### WORK ITEM
Repeat the entries exactly as they appear.

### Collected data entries
----
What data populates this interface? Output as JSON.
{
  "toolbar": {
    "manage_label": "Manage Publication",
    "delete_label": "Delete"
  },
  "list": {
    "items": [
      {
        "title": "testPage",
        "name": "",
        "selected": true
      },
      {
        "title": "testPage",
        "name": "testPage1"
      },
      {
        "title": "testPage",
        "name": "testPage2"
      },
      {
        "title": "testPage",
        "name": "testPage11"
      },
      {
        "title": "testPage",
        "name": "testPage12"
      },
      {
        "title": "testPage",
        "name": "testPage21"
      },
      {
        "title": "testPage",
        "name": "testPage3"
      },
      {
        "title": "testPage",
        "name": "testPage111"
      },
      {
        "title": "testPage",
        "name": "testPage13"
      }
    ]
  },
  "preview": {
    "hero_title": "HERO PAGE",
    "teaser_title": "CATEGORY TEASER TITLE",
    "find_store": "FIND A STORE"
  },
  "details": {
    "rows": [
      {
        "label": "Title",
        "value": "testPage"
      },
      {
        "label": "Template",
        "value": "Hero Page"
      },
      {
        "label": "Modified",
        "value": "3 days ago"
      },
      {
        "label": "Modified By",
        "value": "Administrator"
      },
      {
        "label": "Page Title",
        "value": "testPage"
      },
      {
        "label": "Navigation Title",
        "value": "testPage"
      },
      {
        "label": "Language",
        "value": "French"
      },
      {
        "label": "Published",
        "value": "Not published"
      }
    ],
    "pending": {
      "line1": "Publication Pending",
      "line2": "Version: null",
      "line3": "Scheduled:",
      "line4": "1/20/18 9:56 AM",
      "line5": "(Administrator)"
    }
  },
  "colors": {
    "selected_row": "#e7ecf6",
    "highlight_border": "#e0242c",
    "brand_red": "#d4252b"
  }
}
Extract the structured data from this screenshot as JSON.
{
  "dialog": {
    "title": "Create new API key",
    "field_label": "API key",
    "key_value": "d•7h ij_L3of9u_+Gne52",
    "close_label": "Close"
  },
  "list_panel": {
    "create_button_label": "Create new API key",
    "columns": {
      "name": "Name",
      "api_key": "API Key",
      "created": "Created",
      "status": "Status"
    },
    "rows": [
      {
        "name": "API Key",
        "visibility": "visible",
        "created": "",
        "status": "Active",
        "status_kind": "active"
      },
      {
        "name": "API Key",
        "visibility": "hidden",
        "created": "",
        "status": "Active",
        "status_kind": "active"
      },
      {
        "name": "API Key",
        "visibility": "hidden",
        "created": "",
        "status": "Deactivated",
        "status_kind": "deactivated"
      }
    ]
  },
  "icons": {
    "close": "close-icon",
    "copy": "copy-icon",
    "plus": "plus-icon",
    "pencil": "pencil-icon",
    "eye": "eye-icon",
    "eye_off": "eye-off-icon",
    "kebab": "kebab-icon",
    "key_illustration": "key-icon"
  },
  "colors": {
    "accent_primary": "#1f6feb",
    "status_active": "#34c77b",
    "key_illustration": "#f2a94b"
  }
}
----
### ANSWER SPACE
What data populates this interface? Output as JSON.
{
  "toolbar": {
    "manage_label": "Manage Publication",
    "delete_label": "Delete"
  },
  "list": {
    "items": [
      {
        "title": "testPage",
        "name": "",
        "selected": true
      },
      {
        "title": "testPage",
        "name": "testPage1"
      },
      {
        "title": "testPage",
        "name": "testPage2"
      },
      {
        "title": "testPage",
        "name": "testPage11"
      },
      {
        "title": "testPage",
        "name": "testPage12"
      },
      {
        "title": "testPage",
        "name": "testPage21"
      },
      {
        "title": "testPage",
        "name": "testPage3"
      },
      {
        "title": "testPage",
        "name": "testPage111"
      },
      {
        "title": "testPage",
        "name": "testPage13"
      }
    ]
  },
  "preview": {
    "hero_title": "HERO PAGE",
    "teaser_title": "CATEGORY TEASER TITLE",
    "find_store": "FIND A STORE"
  },
  "details": {
    "rows": [
      {
        "label": "Title",
        "value": "testPage"
      },
      {
        "label": "Template",
        "value": "Hero Page"
      },
      {
        "label": "Modified",
        "value": "3 days ago"
      },
      {
        "label": "Modified By",
        "value": "Administrator"
      },
      {
        "label": "Page Title",
        "value": "testPage"
      },
      {
        "label": "Navigation Title",
        "value": "testPage"
      },
      {
        "label": "Language",
        "value": "French"
      },
      {
        "label": "Published",
        "value": "Not published"
      }
    ],
    "pending": {
      "line1": "Publication Pending",
      "line2": "Version: null",
      "line3": "Scheduled:",
      "line4": "1/20/18 9:56 AM",
      "line5": "(Administrator)"
    }
  },
  "colors": {
    "selected_row": "#e7ecf6",
    "highlight_border": "#e0242c",
    "brand_red": "#d4252b"
  }
}
Extract the structured data from this screenshot as JSON.
{
  "dialog": {
    "title": "Create new API key",
    "field_label": "API key",
    "key_value": "d•7h ij_L3of9u_+Gne52",
    "close_label": "Close"
  },
  "list_panel": {
    "create_button_label": "Create new API key",
    "columns": {
      "name": "Name",
      "api_key": "API Key",
      "created": "Created",
      "status": "Status"
    },
    "rows": [
      {
        "name": "API Key",
        "visibility": "visible",
        "created": "",
        "status": "Active",
        "status_kind": "active"
      },
      {
        "name": "API Key",
        "visibility": "hidden",
        "created": "",
        "status": "Active",
        "status_kind": "active"
      },
      {
        "name": "API Key",
        "visibility": "hidden",
        "created": "",
        "status": "Deactivated",
        "status_kind": "deactivated"
      }
    ]
  },
  "icons": {
    "close": "close-icon",
    "copy": "copy-icon",
    "plus": "plus-icon",
    "pencil": "pencil-icon",
    "eye": "eye-icon",
    "eye_off": "eye-off-icon",
    "kebab": "kebab-icon",
    "key_illustration": "key-icon"
  },
  "colors": {
    "accent_primary": "#1f6feb",
    "status_active": "#34c77b",
    "key_illustration": "#f2a94b"
  }
}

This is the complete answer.